While I was featuring Neil DeGrasse Tyson on Late Night for Apophis Day to mark the showings of "Cosmos" last week, another media event even more appropriate for my Sunday night collapse-and-decline-related entertainment entries was taking place, the premiere of "Years of Living Dangerously." Here's the second trailer for the series.
Don't miss the documentary series premiere of Years of Living Dangerously, Sunday, April 13th at 10PM ET/PT.The entire first episode is available for free on YouTube. Watch it there.
It's the biggest story of our time. Hollywood's brightest stars and today's most respected journalists explore the issues of climate change and bring you intimate accounts of triumph and tragedy. YEARS OF LIVING DANGEROUSLY takes you directly to the heart of the matter in this awe-inspiring and cinematic documentary series event from Executive Producers James Cameron, Jerry Weintraub and Arnold Schwarzenegger.
I knew of the show because of the following press release from Texas Tech: Climate Scientist to Appear with Don Cheadle on Showtime written by John Davis on April 4, 2014.
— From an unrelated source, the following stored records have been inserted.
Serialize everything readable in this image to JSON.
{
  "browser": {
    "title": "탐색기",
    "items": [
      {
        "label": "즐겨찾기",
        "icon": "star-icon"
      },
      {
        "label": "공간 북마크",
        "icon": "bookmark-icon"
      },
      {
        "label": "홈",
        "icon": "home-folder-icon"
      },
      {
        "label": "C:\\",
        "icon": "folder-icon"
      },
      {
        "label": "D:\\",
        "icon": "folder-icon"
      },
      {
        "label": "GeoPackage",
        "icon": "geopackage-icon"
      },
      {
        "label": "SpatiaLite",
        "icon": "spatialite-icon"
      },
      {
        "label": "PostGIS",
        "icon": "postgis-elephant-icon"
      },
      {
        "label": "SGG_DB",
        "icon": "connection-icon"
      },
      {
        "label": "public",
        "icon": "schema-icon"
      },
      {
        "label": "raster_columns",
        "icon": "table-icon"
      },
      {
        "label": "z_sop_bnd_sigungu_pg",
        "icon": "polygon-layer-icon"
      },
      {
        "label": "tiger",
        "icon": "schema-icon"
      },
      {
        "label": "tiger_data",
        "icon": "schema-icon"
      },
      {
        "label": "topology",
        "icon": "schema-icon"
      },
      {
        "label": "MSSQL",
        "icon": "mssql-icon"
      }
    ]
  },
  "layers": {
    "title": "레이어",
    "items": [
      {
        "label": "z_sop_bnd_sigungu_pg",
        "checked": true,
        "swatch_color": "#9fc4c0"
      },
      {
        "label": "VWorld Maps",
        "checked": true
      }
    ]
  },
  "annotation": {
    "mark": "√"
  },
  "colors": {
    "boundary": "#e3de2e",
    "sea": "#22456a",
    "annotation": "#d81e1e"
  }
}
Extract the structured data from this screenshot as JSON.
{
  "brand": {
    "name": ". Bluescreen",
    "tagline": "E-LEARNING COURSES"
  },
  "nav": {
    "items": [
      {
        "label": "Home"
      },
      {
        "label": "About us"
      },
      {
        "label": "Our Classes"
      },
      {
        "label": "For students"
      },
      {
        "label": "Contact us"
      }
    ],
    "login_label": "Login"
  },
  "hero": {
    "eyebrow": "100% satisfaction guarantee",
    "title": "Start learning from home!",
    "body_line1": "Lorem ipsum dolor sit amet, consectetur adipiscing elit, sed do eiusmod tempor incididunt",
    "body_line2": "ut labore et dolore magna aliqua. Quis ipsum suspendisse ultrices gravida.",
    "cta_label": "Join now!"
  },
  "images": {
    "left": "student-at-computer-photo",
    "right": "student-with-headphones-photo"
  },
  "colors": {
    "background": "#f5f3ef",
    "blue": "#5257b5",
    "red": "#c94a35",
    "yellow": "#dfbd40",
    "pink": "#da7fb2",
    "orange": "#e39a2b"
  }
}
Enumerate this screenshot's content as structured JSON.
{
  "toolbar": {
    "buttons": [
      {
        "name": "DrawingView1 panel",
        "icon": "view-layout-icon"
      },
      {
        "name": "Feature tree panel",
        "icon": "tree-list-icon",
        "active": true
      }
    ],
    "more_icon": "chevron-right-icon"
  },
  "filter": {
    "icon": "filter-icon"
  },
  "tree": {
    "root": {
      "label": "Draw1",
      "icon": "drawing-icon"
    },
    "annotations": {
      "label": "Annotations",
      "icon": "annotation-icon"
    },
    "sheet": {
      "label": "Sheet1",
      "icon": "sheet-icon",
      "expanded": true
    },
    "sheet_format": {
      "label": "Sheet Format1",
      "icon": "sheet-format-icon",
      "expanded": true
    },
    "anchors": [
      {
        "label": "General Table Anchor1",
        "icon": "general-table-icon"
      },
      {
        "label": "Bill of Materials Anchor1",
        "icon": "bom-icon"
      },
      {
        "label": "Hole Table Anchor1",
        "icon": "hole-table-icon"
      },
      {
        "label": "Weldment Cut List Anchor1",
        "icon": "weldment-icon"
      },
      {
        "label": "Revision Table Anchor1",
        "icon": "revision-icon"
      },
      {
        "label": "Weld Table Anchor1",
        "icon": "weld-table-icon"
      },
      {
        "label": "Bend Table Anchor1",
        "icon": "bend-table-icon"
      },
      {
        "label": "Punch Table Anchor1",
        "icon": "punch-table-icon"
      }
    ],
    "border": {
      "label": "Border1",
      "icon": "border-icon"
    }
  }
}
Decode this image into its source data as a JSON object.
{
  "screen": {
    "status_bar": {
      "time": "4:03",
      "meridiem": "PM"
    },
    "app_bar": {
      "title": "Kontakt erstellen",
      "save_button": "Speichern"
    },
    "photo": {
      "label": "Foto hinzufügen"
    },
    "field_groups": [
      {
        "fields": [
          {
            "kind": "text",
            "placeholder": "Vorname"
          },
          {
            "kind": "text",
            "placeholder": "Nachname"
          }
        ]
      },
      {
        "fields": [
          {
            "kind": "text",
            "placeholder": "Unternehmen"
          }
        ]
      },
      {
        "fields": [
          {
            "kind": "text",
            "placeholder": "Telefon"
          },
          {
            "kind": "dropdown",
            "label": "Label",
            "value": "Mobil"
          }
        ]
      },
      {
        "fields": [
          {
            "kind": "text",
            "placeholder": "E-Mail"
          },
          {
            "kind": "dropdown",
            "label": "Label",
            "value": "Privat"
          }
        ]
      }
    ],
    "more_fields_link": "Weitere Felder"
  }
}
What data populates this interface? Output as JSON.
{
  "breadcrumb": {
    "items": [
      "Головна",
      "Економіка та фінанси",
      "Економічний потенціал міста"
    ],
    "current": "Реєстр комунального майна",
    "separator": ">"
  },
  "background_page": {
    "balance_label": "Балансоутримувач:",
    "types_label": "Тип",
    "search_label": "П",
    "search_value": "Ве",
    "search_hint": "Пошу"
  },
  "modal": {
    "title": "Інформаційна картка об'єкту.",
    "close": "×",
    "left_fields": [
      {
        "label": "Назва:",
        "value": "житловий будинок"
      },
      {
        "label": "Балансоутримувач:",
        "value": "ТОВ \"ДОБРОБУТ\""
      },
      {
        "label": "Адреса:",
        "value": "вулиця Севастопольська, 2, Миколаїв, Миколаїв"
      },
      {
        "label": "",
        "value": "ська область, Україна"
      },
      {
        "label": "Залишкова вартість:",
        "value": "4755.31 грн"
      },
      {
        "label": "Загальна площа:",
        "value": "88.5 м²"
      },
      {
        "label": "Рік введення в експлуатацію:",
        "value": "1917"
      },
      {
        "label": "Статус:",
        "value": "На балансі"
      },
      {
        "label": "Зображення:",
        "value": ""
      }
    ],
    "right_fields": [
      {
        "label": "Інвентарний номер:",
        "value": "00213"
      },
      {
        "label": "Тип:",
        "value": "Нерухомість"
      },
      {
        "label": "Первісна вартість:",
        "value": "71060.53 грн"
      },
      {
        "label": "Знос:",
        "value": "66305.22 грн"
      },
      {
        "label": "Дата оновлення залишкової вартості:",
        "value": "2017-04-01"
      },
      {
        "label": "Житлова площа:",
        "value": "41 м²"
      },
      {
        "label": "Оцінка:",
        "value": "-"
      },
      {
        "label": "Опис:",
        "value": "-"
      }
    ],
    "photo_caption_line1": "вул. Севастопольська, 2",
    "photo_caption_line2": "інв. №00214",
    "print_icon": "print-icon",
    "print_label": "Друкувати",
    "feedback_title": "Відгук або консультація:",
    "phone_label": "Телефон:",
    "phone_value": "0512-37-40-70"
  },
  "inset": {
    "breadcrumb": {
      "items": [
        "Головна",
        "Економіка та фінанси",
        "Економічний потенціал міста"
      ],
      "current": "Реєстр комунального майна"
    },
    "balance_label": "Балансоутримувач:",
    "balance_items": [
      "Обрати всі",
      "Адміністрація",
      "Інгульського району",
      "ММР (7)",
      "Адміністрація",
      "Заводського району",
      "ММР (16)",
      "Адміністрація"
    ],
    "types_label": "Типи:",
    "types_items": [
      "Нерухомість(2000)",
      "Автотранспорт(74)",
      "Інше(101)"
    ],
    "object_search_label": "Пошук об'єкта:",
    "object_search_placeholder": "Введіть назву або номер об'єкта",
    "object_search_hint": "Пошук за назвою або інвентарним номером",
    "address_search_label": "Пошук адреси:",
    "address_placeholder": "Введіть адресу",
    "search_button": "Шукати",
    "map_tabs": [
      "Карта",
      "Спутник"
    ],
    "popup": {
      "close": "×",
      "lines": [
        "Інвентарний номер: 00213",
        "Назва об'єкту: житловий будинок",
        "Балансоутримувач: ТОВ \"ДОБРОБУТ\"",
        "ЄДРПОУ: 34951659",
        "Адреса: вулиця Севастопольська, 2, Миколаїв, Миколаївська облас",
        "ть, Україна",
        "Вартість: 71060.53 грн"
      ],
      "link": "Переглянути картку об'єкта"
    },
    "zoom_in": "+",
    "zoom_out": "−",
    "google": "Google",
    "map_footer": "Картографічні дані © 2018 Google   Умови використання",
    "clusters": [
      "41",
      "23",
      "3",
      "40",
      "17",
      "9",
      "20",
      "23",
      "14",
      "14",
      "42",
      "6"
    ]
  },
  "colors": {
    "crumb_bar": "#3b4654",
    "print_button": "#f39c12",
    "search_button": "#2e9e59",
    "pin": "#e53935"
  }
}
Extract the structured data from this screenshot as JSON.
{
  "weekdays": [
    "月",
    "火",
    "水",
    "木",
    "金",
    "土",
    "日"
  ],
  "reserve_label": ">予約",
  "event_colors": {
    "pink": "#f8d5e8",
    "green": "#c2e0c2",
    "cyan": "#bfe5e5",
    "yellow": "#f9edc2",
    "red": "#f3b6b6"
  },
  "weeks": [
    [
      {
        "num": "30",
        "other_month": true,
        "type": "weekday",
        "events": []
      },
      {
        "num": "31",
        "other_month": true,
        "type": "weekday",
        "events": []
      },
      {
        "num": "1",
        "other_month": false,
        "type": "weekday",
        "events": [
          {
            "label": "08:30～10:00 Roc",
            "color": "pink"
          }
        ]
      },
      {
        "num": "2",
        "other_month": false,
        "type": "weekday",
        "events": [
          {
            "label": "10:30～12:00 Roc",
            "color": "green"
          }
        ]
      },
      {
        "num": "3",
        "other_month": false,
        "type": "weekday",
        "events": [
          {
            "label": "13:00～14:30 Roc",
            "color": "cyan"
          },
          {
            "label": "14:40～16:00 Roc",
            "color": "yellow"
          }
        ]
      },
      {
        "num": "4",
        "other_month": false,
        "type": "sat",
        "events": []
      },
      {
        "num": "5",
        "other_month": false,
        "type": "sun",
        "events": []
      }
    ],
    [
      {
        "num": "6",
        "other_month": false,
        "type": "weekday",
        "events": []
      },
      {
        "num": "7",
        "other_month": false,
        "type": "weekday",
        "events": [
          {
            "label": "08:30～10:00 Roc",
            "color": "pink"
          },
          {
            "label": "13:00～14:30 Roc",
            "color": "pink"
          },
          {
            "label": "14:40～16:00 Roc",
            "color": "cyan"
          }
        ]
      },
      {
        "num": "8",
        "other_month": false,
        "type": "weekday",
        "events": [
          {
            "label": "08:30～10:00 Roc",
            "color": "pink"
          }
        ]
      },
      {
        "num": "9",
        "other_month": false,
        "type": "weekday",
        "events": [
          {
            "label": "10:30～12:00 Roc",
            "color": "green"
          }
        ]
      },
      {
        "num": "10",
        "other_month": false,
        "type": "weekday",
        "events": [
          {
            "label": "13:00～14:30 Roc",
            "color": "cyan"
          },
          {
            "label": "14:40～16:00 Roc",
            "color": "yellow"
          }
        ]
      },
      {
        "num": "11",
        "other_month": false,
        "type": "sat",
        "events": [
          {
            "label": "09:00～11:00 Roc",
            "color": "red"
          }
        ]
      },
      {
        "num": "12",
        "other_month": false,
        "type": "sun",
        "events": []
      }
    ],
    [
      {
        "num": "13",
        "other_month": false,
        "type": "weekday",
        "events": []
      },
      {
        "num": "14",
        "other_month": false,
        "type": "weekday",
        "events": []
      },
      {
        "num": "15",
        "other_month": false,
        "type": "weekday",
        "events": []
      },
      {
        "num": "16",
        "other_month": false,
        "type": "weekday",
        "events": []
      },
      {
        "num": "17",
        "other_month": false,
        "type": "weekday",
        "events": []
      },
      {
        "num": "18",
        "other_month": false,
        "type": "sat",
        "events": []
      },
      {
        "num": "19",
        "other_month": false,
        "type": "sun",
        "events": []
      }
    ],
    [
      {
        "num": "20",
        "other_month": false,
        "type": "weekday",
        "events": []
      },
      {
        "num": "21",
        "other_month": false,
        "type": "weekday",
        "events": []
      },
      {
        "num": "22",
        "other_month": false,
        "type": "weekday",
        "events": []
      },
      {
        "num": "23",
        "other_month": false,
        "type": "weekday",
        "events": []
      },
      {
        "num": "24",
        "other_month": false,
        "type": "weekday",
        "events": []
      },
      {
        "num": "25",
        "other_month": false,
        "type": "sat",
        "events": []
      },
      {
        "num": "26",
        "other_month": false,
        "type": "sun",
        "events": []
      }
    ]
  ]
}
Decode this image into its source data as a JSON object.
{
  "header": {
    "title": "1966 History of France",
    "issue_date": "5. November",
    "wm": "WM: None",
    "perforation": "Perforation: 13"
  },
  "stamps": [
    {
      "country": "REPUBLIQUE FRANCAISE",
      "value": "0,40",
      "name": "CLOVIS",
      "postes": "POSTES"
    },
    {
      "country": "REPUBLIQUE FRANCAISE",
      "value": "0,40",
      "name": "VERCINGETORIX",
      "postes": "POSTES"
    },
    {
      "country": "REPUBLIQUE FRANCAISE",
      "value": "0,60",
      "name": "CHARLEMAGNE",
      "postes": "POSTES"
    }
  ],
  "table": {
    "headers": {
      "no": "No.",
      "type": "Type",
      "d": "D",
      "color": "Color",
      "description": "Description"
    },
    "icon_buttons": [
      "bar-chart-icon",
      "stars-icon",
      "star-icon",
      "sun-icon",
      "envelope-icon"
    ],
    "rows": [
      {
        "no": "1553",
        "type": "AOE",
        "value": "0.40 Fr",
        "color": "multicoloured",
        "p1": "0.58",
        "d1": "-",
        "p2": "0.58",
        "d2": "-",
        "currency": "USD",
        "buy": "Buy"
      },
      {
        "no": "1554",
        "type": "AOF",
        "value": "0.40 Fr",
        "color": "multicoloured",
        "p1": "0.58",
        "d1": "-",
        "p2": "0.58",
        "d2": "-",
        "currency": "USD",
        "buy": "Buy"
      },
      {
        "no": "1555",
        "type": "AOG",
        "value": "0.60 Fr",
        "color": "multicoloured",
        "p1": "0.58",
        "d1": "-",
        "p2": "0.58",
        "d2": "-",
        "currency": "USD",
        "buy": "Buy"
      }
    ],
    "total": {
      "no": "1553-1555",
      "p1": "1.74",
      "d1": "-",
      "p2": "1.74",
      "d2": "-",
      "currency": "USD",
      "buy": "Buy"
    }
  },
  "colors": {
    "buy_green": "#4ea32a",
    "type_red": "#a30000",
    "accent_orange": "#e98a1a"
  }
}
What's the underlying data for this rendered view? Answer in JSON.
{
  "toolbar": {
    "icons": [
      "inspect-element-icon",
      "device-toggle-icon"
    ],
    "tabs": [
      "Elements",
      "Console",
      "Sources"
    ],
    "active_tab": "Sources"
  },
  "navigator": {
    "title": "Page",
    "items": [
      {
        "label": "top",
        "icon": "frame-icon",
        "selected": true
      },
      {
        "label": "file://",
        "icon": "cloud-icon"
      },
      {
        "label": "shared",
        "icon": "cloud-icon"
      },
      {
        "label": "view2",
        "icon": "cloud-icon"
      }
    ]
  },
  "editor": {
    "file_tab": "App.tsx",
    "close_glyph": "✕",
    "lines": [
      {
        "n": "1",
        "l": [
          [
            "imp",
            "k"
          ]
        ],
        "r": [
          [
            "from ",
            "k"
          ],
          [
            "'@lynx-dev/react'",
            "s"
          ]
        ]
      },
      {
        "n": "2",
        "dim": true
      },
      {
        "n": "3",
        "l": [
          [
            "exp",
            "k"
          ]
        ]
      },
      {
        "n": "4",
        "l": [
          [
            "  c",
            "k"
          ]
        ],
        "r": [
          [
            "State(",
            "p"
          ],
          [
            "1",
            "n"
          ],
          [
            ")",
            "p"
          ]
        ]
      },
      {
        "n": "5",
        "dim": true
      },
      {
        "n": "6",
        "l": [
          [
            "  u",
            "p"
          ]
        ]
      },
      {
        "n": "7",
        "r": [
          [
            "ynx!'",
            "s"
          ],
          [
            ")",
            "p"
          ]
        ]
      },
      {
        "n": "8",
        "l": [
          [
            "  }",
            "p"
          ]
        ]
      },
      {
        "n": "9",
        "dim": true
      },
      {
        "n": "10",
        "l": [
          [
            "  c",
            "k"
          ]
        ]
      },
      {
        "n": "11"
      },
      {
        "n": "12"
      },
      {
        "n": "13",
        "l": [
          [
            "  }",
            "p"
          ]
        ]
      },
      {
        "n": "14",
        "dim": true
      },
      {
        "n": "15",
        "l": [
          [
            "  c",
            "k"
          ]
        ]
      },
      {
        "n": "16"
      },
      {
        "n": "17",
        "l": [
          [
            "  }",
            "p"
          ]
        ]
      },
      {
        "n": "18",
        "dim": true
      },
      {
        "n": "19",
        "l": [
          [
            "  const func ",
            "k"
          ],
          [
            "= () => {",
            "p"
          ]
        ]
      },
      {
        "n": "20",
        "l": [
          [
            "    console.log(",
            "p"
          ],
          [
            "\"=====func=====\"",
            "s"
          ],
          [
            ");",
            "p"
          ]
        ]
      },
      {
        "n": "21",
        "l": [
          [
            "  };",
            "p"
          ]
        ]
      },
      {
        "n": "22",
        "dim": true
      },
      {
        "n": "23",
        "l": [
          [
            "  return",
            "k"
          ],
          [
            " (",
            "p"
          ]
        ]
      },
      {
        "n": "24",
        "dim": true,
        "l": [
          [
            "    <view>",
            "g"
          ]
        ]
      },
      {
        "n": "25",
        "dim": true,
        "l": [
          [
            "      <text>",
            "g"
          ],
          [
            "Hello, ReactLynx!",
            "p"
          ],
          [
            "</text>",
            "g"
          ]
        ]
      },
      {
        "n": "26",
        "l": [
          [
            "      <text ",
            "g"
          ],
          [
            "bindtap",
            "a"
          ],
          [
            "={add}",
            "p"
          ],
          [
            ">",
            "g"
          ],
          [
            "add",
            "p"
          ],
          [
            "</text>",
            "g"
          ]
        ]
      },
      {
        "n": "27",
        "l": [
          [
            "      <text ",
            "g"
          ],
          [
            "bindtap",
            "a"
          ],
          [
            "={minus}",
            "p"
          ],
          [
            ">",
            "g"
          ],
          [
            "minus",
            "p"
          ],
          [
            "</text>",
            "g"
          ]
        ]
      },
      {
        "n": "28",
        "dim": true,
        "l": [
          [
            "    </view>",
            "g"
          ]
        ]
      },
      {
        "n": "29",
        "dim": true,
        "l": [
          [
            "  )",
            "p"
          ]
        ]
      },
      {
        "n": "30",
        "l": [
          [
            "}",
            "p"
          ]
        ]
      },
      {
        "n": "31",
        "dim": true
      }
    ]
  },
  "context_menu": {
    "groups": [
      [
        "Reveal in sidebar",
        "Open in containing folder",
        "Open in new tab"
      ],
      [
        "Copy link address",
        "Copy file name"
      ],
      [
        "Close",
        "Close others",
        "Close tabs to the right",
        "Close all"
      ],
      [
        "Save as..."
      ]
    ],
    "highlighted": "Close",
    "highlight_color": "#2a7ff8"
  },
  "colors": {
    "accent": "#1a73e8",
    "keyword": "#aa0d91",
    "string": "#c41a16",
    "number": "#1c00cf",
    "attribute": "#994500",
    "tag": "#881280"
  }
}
Katharine Hayhoe will discuss findings in premier of "Years of Living Dangerously."I've been thinking about replacing "An Inconvenient Truth" with another film. My first choice is "Chasing Ice." I might use one of the episodes of this show instead.
A Texas Tech university climate scientist will appear with Academy Award nominee Don Cheadle in a new nine-episode Showtime documentary series covering climate change and its effect on people around the globe.
Katharine Hayhoe, director of the Climate Science Center at Texas Tech University, will discuss her climate findings with Cheadle, who serves as a U.N. Ambassador for the United Nations Environment Programme, during the premier episode at 9 p.m. (CDT) April 13 on the Showtime cable network.
On April 7, viewers can catch the full first episode of Years of Living Dangerously free at http://yearsoflivingdangerously.com/where-to-watch/.
“I hope this program will show us how climate change isn’t just some far-off issue that only matters to our children’s children, the polar bears in the Arctic or to islanders in the South Seas,” Hayhoe said. “Climate change is already affecting our lives today right here in the places where we live. It’s changing the birds, bugs and plants we see in our backyards. It’s affecting where we grow our food and how much water we have, altering the shape of our coastlines and increasing the risks of many types of extreme weather.”
On that note, Happy Earth Week and Happy Easter!